◆ Work request
Would you repeat the entries below exactly and omit the pictures?

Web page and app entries
================
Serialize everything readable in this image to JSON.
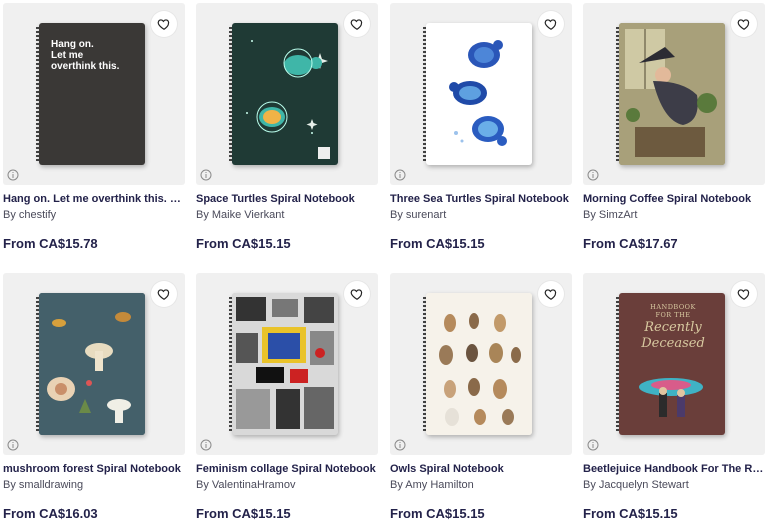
{
  "products": [
    {
      "title": "Hang on. Let me overthink this. Spiral Notebook",
      "artist": "By chestify",
      "price": "From CA$15.78",
      "cover_text": [
        "Hang on.",
        "Let me",
        "overthink this."
      ]
    },
    {
      "title": "Space Turtles Spiral Notebook",
      "artist": "By Maike Vierkant",
      "price": "From CA$15.15"
    },
    {
      "title": "Three Sea Turtles Spiral Notebook",
      "artist": "By surenart",
      "price": "From CA$15.15"
    },
    {
      "title": "Morning Coffee Spiral Notebook",
      "artist": "By SimzArt",
      "price": "From CA$17.67"
    },
    {
      "title": "mushroom forest Spiral Notebook",
      "artist": "By smalldrawing",
      "price": "From CA$16.03"
    },
    {
      "title": "Feminism collage Spiral Notebook",
      "artist": "By ValentinaHramov",
      "price": "From CA$15.15"
    },
    {
      "title": "Owls Spiral Notebook",
      "artist": "By Amy Hamilton",
      "price": "From CA$15.15"
    },
    {
      "title": "Beetlejuice Handbook For The Recently Deceased Spiral Notebook",
      "artist": "By Jacquelyn Stewart",
      "price": "From CA$15.15",
      "cover_text": [
        "HANDBOOK",
        "FOR THE",
        "Recently",
        "Deceased"
      ]
    }
  ],
  "icons": {
    "favorite": "heart-outline-icon",
    "info": "info-circle-icon"
  }
}
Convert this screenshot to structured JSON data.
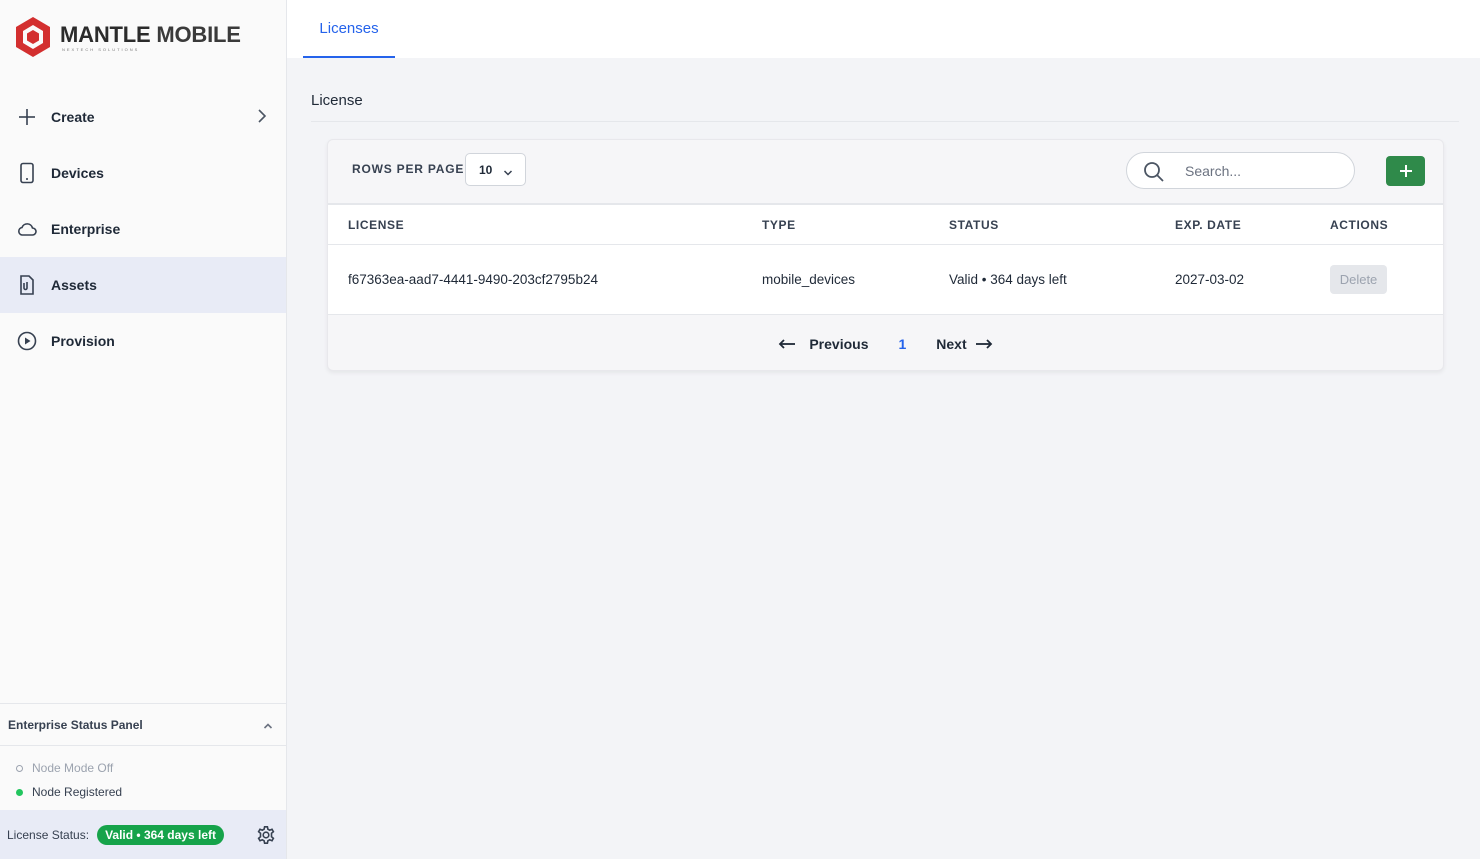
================
◆ Task answer
Serialize everything readable in this image to JSON.
{
  "products": [
    {
      "title": "Hang on. Let me overthink this. Spiral Notebook",
      "artist": "By chestify",
      "price": "From CA$15.78",
      "cover_text": [
        "Hang on.",
        "Let me",
        "overthink this."
      ]
    },
    {
      "title": "Space Turtles Spiral Notebook",
      "artist": "By Maike Vierkant",
      "price": "From CA$15.15"
    },
    {
      "title": "Three Sea Turtles Spiral Notebook",
      "artist": "By surenart",
      "price": "From CA$15.15"
    },
    {
      "title": "Morning Coffee Spiral Notebook",
      "artist": "By SimzArt",
      "price": "From CA$17.67"
    },
    {
      "title": "mushroom forest Spiral Notebook",
      "artist": "By smalldrawing",
      "price": "From CA$16.03"
    },
    {
      "title": "Feminism collage Spiral Notebook",
      "artist": "By ValentinaHramov",
      "price": "From CA$15.15"
    },
    {
      "title": "Owls Spiral Notebook",
      "artist": "By Amy Hamilton",
      "price": "From CA$15.15"
    },
    {
      "title": "Beetlejuice Handbook For The Recently Deceased Spiral Notebook",
      "artist": "By Jacquelyn Stewart",
      "price": "From CA$15.15",
      "cover_text": [
        "HANDBOOK",
        "FOR THE",
        "Recently",
        "Deceased"
      ]
    }
  ],
  "icons": {
    "favorite": "heart-outline-icon",
    "info": "info-circle-icon"
  }
}
Convert this screenshot to structured JSON data.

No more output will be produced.